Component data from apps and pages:
○ ○ ○ ○ ○

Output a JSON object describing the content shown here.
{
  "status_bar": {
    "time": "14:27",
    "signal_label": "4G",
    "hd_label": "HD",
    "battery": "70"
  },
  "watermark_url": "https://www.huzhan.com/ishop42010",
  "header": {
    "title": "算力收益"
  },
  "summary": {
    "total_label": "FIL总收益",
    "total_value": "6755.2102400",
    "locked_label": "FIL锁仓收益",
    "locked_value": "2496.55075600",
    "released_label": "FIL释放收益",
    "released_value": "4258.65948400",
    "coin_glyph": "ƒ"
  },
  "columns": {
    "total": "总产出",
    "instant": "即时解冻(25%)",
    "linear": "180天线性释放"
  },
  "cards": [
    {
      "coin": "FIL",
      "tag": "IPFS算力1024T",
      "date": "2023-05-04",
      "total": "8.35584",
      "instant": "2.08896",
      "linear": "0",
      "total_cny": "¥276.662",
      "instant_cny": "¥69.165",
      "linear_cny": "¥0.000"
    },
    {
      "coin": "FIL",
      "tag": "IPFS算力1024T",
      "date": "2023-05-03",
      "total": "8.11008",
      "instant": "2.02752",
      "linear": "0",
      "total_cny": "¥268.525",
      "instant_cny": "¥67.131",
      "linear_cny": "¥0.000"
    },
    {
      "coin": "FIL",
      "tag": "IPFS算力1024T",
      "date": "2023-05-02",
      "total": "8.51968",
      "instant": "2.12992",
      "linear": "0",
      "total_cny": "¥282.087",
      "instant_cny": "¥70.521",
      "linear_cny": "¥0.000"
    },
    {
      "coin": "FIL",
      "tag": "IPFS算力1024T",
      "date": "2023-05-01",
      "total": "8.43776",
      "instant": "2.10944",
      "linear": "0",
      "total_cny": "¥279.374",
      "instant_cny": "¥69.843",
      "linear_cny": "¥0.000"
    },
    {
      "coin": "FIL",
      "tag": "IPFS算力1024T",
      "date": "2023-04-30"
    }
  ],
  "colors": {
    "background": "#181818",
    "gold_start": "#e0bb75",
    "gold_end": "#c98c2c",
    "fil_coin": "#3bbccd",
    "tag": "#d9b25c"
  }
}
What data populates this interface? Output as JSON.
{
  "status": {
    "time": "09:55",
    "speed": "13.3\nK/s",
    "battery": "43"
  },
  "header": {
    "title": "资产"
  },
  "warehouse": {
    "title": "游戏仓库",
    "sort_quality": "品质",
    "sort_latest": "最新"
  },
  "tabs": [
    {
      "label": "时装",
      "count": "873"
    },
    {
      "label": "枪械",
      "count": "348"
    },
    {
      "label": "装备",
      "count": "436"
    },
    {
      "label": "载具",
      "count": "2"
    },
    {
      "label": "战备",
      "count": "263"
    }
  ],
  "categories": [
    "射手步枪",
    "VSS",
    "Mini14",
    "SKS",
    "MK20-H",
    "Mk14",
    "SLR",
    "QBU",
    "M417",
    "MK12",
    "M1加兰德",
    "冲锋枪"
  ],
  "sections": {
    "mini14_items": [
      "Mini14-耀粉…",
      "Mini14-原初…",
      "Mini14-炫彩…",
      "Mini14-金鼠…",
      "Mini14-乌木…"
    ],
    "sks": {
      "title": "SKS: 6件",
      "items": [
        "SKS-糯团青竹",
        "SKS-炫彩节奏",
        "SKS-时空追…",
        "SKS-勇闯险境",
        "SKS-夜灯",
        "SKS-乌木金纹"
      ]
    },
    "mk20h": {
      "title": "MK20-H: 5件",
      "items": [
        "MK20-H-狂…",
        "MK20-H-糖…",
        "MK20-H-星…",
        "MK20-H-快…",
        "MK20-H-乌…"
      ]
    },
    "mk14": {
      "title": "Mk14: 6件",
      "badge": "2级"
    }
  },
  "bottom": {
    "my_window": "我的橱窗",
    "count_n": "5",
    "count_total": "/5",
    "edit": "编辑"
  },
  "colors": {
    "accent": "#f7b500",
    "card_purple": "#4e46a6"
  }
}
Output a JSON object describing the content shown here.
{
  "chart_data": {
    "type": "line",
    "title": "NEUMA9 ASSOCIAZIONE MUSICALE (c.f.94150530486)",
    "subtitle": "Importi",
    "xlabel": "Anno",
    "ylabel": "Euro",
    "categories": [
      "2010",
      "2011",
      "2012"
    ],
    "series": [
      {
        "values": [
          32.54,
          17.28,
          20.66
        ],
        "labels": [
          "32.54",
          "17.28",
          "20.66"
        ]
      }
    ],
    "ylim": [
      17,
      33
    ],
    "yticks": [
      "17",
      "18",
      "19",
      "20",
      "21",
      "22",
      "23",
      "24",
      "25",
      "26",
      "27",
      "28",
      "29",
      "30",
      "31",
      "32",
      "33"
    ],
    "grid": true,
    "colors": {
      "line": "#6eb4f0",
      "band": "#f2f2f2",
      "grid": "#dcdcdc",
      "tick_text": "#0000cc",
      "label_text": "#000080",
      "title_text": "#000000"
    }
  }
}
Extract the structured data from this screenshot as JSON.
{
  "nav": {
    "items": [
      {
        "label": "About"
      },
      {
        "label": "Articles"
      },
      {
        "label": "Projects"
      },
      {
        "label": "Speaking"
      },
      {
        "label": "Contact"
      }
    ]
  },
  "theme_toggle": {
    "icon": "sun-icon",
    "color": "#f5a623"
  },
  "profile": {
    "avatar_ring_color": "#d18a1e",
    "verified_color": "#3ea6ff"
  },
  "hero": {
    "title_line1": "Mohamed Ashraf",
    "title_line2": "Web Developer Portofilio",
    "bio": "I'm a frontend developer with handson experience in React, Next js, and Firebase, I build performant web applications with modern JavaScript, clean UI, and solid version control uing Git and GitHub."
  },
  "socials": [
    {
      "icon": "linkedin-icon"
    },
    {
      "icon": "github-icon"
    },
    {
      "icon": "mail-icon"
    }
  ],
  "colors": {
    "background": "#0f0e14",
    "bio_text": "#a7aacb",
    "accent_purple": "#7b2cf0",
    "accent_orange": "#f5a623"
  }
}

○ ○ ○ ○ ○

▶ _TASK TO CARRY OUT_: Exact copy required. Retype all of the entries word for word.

▶ _EXERCISE ANSWER_:
Output a JSON object describing the content shown here.
{
  "status_bar": {
    "time": "14:27",
    "signal_label": "4G",
    "hd_label": "HD",
    "battery": "70"
  },
  "watermark_url": "https://www.huzhan.com/ishop42010",
  "header": {
    "title": "算力收益"
  },
  "summary": {
    "total_label": "FIL总收益",
    "total_value": "6755.2102400",
    "locked_label": "FIL锁仓收益",
    "locked_value": "2496.55075600",
    "released_label": "FIL释放收益",
    "released_value": "4258.65948400",
    "coin_glyph": "ƒ"
  },
  "columns": {
    "total": "总产出",
    "instant": "即时解冻(25%)",
    "linear": "180天线性释放"
  },
  "cards": [
    {
      "coin": "FIL",
      "tag": "IPFS算力1024T",
      "date": "2023-05-04",
      "total": "8.35584",
      "instant": "2.08896",
      "linear": "0",
      "total_cny": "¥276.662",
      "instant_cny": "¥69.165",
      "linear_cny": "¥0.000"
    },
    {
      "coin": "FIL",
      "tag": "IPFS算力1024T",
      "date": "2023-05-03",
      "total": "8.11008",
      "instant": "2.02752",
      "linear": "0",
      "total_cny": "¥268.525",
      "instant_cny": "¥67.131",
      "linear_cny": "¥0.000"
    },
    {
      "coin": "FIL",
      "tag": "IPFS算力1024T",
      "date": "2023-05-02",
      "total": "8.51968",
      "instant": "2.12992",
      "linear": "0",
      "total_cny": "¥282.087",
      "instant_cny": "¥70.521",
      "linear_cny": "¥0.000"
    },
    {
      "coin": "FIL",
      "tag": "IPFS算力1024T",
      "date": "2023-05-01",
      "total": "8.43776",
      "instant": "2.10944",
      "linear": "0",
      "total_cny": "¥279.374",
      "instant_cny": "¥69.843",
      "linear_cny": "¥0.000"
    },
    {
      "coin": "FIL",
      "tag": "IPFS算力1024T",
      "date": "2023-04-30"
    }
  ],
  "colors": {
    "background": "#181818",
    "gold_start": "#e0bb75",
    "gold_end": "#c98c2c",
    "fil_coin": "#3bbccd",
    "tag": "#d9b25c"
  }
}
What data populates this interface? Output as JSON.
{
  "status": {
    "time": "09:55",
    "speed": "13.3\nK/s",
    "battery": "43"
  },
  "header": {
    "title": "资产"
  },
  "warehouse": {
    "title": "游戏仓库",
    "sort_quality": "品质",
    "sort_latest": "最新"
  },
  "tabs": [
    {
      "label": "时装",
      "count": "873"
    },
    {
      "label": "枪械",
      "count": "348"
    },
    {
      "label": "装备",
      "count": "436"
    },
    {
      "label": "载具",
      "count": "2"
    },
    {
      "label": "战备",
      "count": "263"
    }
  ],
  "categories": [
    "射手步枪",
    "VSS",
    "Mini14",
    "SKS",
    "MK20-H",
    "Mk14",
    "SLR",
    "QBU",
    "M417",
    "MK12",
    "M1加兰德",
    "冲锋枪"
  ],
  "sections": {
    "mini14_items": [
      "Mini14-耀粉…",
      "Mini14-原初…",
      "Mini14-炫彩…",
      "Mini14-金鼠…",
      "Mini14-乌木…"
    ],
    "sks": {
      "title": "SKS: 6件",
      "items": [
        "SKS-糯团青竹",
        "SKS-炫彩节奏",
        "SKS-时空追…",
        "SKS-勇闯险境",
        "SKS-夜灯",
        "SKS-乌木金纹"
      ]
    },
    "mk20h": {
      "title": "MK20-H: 5件",
      "items": [
        "MK20-H-狂…",
        "MK20-H-糖…",
        "MK20-H-星…",
        "MK20-H-快…",
        "MK20-H-乌…"
      ]
    },
    "mk14": {
      "title": "Mk14: 6件",
      "badge": "2级"
    }
  },
  "bottom": {
    "my_window": "我的橱窗",
    "count_n": "5",
    "count_total": "/5",
    "edit": "编辑"
  },
  "colors": {
    "accent": "#f7b500",
    "card_purple": "#4e46a6"
  }
}
Output a JSON object describing the content shown here.
{
  "chart_data": {
    "type": "line",
    "title": "NEUMA9 ASSOCIAZIONE MUSICALE (c.f.94150530486)",
    "subtitle": "Importi",
    "xlabel": "Anno",
    "ylabel": "Euro",
    "categories": [
      "2010",
      "2011",
      "2012"
    ],
    "series": [
      {
        "values": [
          32.54,
          17.28,
          20.66
        ],
        "labels": [
          "32.54",
          "17.28",
          "20.66"
        ]
      }
    ],
    "ylim": [
      17,
      33
    ],
    "yticks": [
      "17",
      "18",
      "19",
      "20",
      "21",
      "22",
      "23",
      "24",
      "25",
      "26",
      "27",
      "28",
      "29",
      "30",
      "31",
      "32",
      "33"
    ],
    "grid": true,
    "colors": {
      "line": "#6eb4f0",
      "band": "#f2f2f2",
      "grid": "#dcdcdc",
      "tick_text": "#0000cc",
      "label_text": "#000080",
      "title_text": "#000000"
    }
  }
}
Extract the structured data from this screenshot as JSON.
{
  "nav": {
    "items": [
      {
        "label": "About"
      },
      {
        "label": "Articles"
      },
      {
        "label": "Projects"
      },
      {
        "label": "Speaking"
      },
      {
        "label": "Contact"
      }
    ]
  },
  "theme_toggle": {
    "icon": "sun-icon",
    "color": "#f5a623"
  },
  "profile": {
    "avatar_ring_color": "#d18a1e",
    "verified_color": "#3ea6ff"
  },
  "hero": {
    "title_line1": "Mohamed Ashraf",
    "title_line2": "Web Developer Portofilio",
    "bio": "I'm a frontend developer with handson experience in React, Next js, and Firebase, I build performant web applications with modern JavaScript, clean UI, and solid version control uing Git and GitHub."
  },
  "socials": [
    {
      "icon": "linkedin-icon"
    },
    {
      "icon": "github-icon"
    },
    {
      "icon": "mail-icon"
    }
  ],
  "colors": {
    "background": "#0f0e14",
    "bio_text": "#a7aacb",
    "accent_purple": "#7b2cf0",
    "accent_orange": "#f5a623"
  }
}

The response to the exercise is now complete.